Report every line below that has the string "costs" in it.

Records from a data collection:
═══

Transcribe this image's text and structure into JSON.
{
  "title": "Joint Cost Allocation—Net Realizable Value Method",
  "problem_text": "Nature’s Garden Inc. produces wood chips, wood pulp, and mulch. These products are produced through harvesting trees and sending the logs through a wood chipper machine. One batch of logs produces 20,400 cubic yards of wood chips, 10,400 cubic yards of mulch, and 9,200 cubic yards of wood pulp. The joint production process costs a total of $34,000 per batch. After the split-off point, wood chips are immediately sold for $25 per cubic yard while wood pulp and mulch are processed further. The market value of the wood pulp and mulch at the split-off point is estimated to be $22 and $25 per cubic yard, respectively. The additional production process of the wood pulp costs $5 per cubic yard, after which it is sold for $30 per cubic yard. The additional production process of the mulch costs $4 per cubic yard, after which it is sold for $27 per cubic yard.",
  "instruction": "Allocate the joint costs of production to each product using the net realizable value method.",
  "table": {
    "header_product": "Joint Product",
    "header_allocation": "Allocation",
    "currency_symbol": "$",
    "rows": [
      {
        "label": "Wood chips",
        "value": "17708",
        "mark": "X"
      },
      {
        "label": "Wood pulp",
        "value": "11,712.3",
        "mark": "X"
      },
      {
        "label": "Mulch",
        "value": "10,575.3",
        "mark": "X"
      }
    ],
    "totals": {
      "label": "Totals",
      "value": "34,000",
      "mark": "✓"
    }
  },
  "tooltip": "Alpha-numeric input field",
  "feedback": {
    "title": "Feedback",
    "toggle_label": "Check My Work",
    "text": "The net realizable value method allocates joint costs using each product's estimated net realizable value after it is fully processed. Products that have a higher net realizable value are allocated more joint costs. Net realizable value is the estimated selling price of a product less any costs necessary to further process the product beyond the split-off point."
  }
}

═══

→ Reply
  "problem_text": "Nature’s Garden Inc. produces wood chips, wood pulp, and mulch. These products are produced through harvesting trees and sending the logs through a wood chipper machine. One batch of logs produces 20,400 cubic yards of wood chips, 10,400 cubic yards of mulch, and 9,200 cubic yards of wood pulp. The joint production process costs a total of $34,000 per batch. After the split-off point, wood chips are immediately sold for $25 per cubic yard while wood pulp and mulch are processed further. The market value of the wood pulp and mulch at the split-off point is estimated to be $22 and $25 per cubic yard, respectively. The additional production process of the wood pulp costs $5 per cubic yard, after which it is sold for $30 per cubic yard. The additional production process of the mulch costs $4 per cubic yard, after which it is sold for $27 per cubic yard.",
  "instruction": "Allocate the joint costs of production to each product using the net realizable value method.",
    "text": "The net realizable value method allocates joint costs using each product's estimated net realizable value after it is fully processed. Products that have a higher net realizable value are allocated more joint costs. Net realizable value is the estimated selling price of a product less any costs necessary to further process the product beyond the split-off point."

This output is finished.